- _Aim of the task_
Across the data below, how many lines have the word "main" in them? Respond with the number alone.

- _Data_
◆ ◆ ◆ ◆ ◆
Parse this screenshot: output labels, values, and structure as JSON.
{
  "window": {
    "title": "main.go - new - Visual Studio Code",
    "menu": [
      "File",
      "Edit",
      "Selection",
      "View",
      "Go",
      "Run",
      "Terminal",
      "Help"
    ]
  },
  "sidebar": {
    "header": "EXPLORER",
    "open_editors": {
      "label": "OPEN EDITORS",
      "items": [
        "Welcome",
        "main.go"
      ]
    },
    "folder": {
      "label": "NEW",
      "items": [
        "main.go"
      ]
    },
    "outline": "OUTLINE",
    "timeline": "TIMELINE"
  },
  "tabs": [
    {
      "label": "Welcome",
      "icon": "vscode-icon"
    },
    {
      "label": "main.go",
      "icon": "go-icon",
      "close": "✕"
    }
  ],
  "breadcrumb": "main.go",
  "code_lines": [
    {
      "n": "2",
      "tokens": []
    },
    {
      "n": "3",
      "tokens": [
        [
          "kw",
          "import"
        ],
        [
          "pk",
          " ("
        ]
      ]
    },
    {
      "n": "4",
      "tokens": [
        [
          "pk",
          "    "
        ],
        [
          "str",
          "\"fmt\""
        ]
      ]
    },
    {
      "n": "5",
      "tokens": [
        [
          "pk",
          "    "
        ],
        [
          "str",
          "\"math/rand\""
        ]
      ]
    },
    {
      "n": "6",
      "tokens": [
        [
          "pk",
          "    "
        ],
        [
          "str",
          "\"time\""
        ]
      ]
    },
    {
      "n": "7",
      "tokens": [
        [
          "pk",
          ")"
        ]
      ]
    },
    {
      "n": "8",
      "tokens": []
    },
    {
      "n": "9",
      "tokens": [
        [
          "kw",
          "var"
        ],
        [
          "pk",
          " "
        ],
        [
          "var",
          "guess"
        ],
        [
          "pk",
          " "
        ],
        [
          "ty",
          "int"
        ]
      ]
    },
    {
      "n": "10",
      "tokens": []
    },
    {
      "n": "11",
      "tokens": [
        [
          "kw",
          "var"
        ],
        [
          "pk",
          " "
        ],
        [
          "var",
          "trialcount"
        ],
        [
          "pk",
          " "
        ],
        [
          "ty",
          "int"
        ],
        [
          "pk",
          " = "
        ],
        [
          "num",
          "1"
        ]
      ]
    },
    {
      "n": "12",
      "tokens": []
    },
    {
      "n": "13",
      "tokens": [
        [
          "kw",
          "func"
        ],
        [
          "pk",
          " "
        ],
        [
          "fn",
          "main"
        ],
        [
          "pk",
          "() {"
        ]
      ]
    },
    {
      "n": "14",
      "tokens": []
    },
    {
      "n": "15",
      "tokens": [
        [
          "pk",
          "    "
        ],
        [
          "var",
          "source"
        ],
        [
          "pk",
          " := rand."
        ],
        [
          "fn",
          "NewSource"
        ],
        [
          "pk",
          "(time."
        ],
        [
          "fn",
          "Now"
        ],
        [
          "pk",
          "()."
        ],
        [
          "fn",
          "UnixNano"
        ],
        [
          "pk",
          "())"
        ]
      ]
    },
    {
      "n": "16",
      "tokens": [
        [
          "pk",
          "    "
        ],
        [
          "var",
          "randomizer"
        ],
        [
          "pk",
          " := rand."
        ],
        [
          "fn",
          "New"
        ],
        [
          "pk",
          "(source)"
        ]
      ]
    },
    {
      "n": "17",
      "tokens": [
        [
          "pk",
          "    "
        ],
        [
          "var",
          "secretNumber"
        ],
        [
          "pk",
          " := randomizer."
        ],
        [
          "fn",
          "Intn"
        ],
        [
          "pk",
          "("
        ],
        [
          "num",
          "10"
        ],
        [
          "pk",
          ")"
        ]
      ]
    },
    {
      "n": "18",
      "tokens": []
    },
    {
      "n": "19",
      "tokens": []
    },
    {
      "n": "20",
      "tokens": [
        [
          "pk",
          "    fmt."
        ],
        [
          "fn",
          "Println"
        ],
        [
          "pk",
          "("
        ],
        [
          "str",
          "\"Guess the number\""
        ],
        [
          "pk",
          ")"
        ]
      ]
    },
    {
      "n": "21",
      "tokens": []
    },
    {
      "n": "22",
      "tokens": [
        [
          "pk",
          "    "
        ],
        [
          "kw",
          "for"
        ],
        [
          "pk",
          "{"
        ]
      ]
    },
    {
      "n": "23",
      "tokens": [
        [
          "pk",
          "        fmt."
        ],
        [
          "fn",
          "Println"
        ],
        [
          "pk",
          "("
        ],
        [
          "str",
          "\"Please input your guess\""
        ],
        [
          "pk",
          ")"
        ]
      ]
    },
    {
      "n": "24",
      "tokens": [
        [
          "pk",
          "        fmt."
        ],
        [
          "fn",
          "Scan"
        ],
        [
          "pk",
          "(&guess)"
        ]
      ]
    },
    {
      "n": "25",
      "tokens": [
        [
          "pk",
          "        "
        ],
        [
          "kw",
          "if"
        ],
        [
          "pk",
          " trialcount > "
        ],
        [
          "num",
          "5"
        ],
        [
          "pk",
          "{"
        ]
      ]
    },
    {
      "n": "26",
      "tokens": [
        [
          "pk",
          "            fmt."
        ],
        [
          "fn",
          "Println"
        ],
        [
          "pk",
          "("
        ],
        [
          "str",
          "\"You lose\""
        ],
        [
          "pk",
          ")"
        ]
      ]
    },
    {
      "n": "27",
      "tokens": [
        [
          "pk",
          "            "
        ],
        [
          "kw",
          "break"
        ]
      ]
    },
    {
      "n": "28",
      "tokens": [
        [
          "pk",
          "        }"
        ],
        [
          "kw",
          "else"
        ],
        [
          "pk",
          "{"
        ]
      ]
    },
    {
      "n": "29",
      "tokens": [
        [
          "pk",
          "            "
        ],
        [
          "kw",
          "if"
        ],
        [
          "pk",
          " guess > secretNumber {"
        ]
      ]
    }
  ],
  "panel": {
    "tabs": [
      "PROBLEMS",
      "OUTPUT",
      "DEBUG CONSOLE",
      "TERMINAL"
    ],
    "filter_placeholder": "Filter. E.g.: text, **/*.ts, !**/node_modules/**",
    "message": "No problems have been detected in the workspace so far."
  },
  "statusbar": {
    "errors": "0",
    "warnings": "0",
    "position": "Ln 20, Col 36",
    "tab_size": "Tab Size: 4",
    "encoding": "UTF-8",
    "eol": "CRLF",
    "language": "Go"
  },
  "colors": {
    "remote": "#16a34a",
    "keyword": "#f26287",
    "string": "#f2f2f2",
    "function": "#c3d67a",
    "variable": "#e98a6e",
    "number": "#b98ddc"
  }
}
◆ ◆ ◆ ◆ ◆
- _Solution_
6